BRIEF
Look through the listing for the word "from". Copy each line that has it.

● ● ● ● ● ● ●

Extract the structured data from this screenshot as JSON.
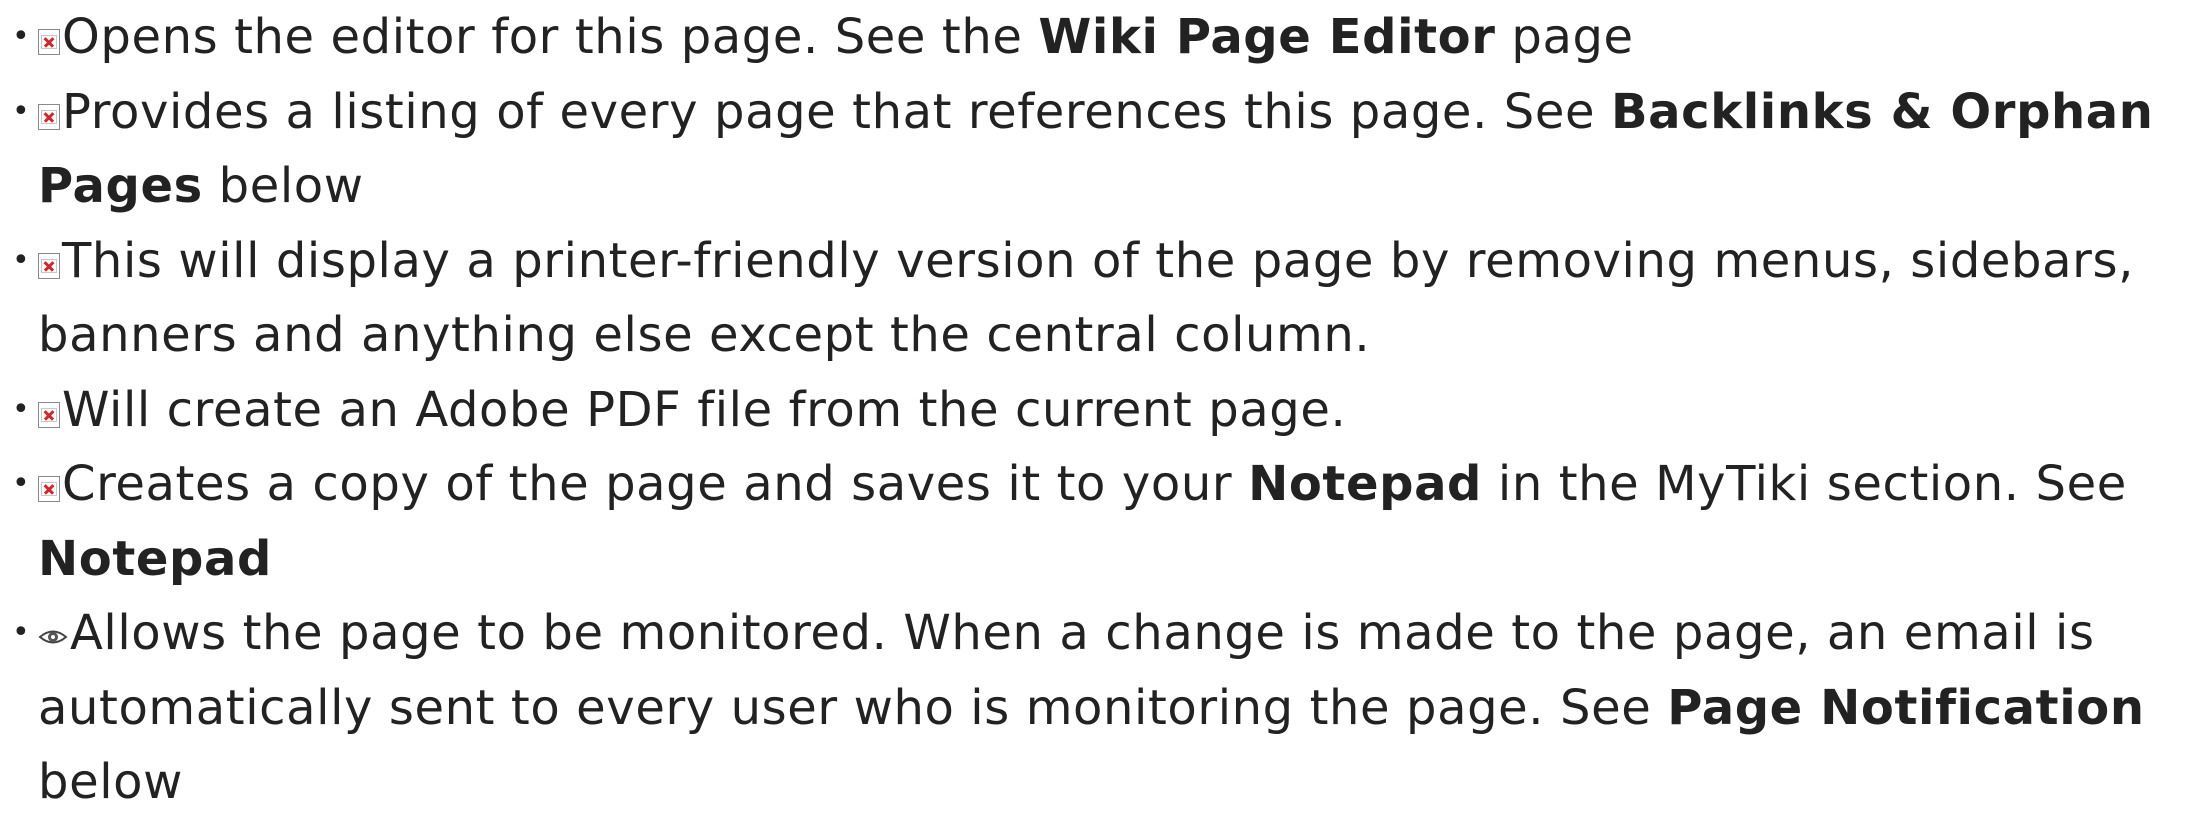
{
  "items": [
    {
      "icon": "broken-image-icon",
      "parts": [
        "Opens the editor for this page. See the ",
        "Wiki Page Editor",
        " page"
      ]
    },
    {
      "icon": "broken-image-icon",
      "parts": [
        "Provides a listing of every page that references this page. See ",
        "Backlinks & Orphan Pages",
        " below"
      ]
    },
    {
      "icon": "broken-image-icon",
      "parts": [
        "This will display a printer-friendly version of the page by removing menus, sidebars, banners and anything else except the central column."
      ]
    },
    {
      "icon": "broken-image-icon",
      "parts": [
        "Will create an Adobe PDF file from the current page."
      ]
    },
    {
      "icon": "broken-image-icon",
      "parts": [
        "Creates a copy of the page and saves it to your ",
        "Notepad",
        " in the MyTiki section. See ",
        "Notepad"
      ]
    },
    {
      "icon": "eye-icon",
      "parts": [
        "Allows the page to be monitored. When a change is made to the page, an email is automatically sent to every user who is monitoring the page. See ",
        "Page Notification",
        " below"
      ]
    }
  ],
  "bullet_char": "•"
}
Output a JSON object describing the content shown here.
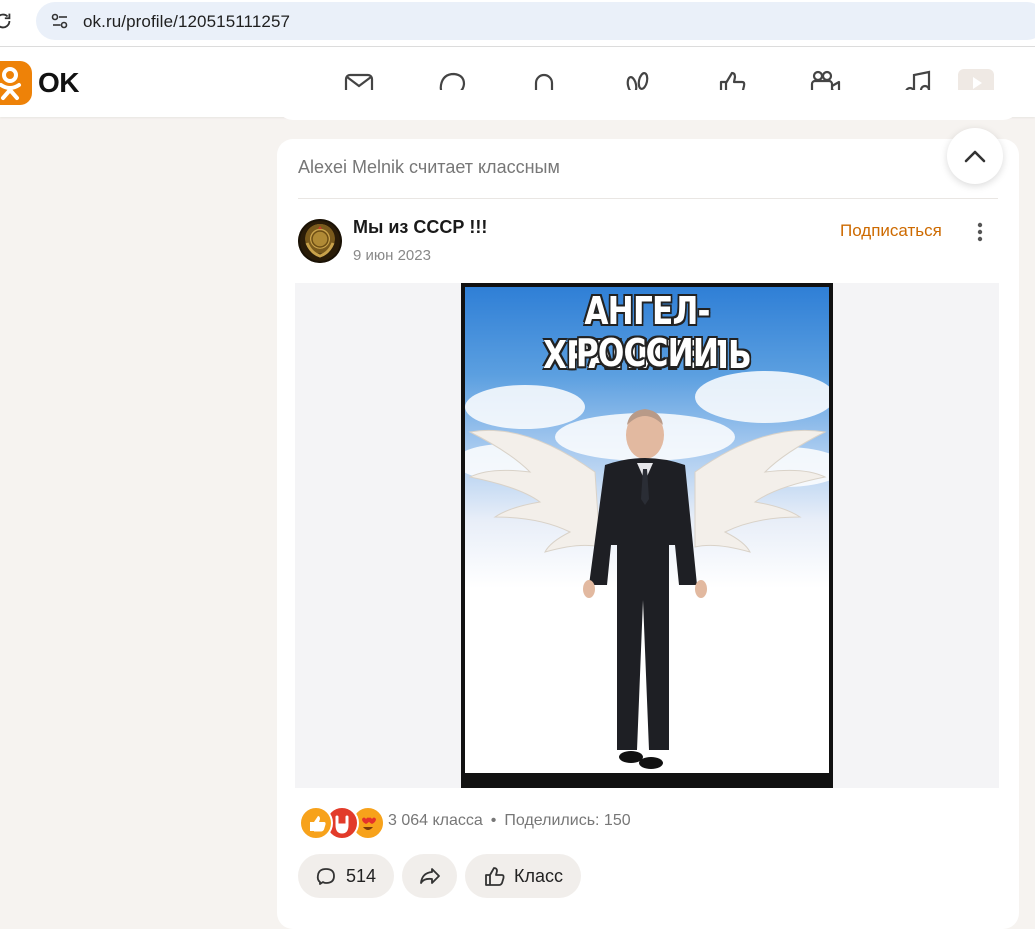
{
  "browser": {
    "url": "ok.ru/profile/120515111257"
  },
  "header": {
    "logo_text": "OK",
    "brand_color": "#ee8208",
    "nav_icons": [
      "messages-icon",
      "discussions-icon",
      "notifications-icon",
      "guests-icon",
      "events-icon",
      "video-icon",
      "music-icon",
      "video-showcase-icon"
    ]
  },
  "post": {
    "liked_by": "Alexei Melnik считает классным",
    "group_name": "Мы из СССР !!!",
    "date": "9 июн 2023",
    "subscribe_label": "Подписаться",
    "image_title_line1": "АНГЕЛ-ХРАНИТЕЛЬ",
    "image_title_line2": "РОССИИ",
    "reactions_count": "3 064 класса",
    "separator": "•",
    "shares": "Поделились: 150",
    "comments_count": "514",
    "klass_label": "Класс"
  }
}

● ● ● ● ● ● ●

COMPLETED EXERCISE
Extract the structured data from this screenshot as JSON.
        "Will create an Adobe PDF file from the current page."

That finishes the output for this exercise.